“The U.S. consumer, while more cautious, has not stopped spending,” Hackett Associates founder Ben Hackett said. “The inventory-to-sales ratio, however, is on the rise. Part of this can be attributed to the heavy front-loading of imports ahead of expected tariff increases that took place in 2018.”

U.S. tariffs of 10 percent on $200 billion worth of Chinese goods that took effect last September were scheduled to rise to 25 percent in March, but President Trump postponed the increase, citing progress in talks between Washington and Beijing.
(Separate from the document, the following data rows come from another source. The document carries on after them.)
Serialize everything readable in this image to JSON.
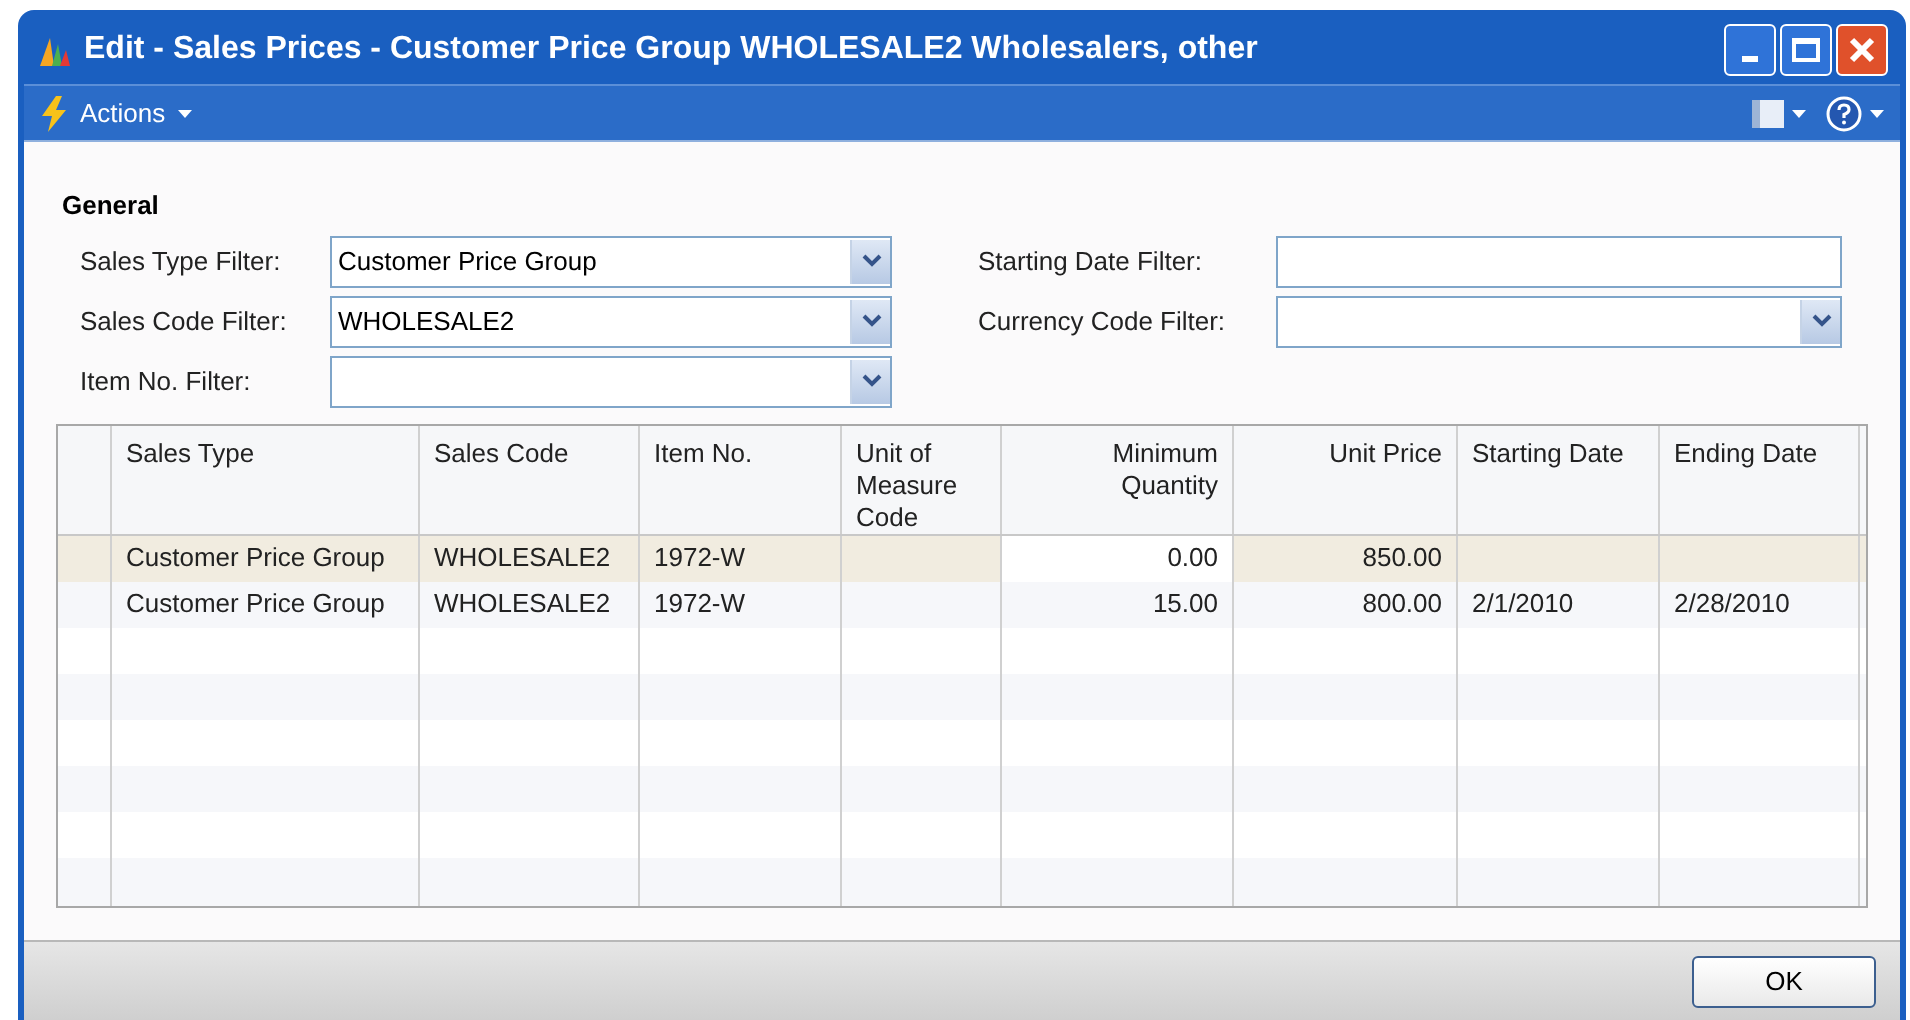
{
  "window": {
    "title": "Edit - Sales Prices - Customer Price Group WHOLESALE2 Wholesalers, other"
  },
  "toolbar": {
    "actions_label": "Actions"
  },
  "general": {
    "title": "General",
    "left_fields": [
      {
        "label": "Sales Type Filter:",
        "value": "Customer Price Group",
        "kind": "dropdown"
      },
      {
        "label": "Sales Code Filter:",
        "value": "WHOLESALE2",
        "kind": "dropdown"
      },
      {
        "label": "Item No. Filter:",
        "kind": "dropdown"
      }
    ],
    "right_fields": [
      {
        "label": "Starting Date Filter:",
        "kind": "text"
      },
      {
        "label": "Currency Code Filter:",
        "kind": "dropdown"
      }
    ]
  },
  "table": {
    "columns": [
      "Sales Type",
      "Sales Code",
      "Item No.",
      "Unit of Measure Code",
      "Minimum Quantity",
      "Unit Price",
      "Starting Date",
      "Ending Date"
    ],
    "rows": [
      {
        "selected": true,
        "cells": [
          {
            "text": "Customer Price Group",
            "focused": false
          },
          {
            "text": "WHOLESALE2",
            "focused": false
          },
          {
            "text": "1972-W",
            "focused": false
          },
          {
            "focused": false
          },
          {
            "text": "0.00",
            "focused": true
          },
          {
            "text": "850.00",
            "focused": false
          },
          {
            "focused": false
          },
          {
            "focused": false
          }
        ]
      },
      {
        "selected": false,
        "cells": [
          {
            "text": "Customer Price Group",
            "focused": false
          },
          {
            "text": "WHOLESALE2",
            "focused": false
          },
          {
            "text": "1972-W",
            "focused": false
          },
          {
            "focused": false
          },
          {
            "text": "15.00",
            "focused": false
          },
          {
            "text": "800.00",
            "focused": false
          },
          {
            "text": "2/1/2010",
            "focused": false
          },
          {
            "text": "2/28/2010",
            "focused": false
          }
        ]
      }
    ]
  },
  "buttons": [
    "OK"
  ]
}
Those talks are still ongoing, with varying perspectives on actual headway, but the tariff increase has been put on hold indefinitely while the negotiations continue.

Global Port Tracker covers the U.S. ports of Los Angeles/Long Beach and Oakland, Calif., and Seattle and Tacoma, Wash., on the West Coast; New York/New Jersey; Port of Virginia; Charleston, S.C.; Savannah, Ga., and Port Everglades, Miami and Jacksonville, Fla., on the East Coast, and Houston on the Gulf Coast.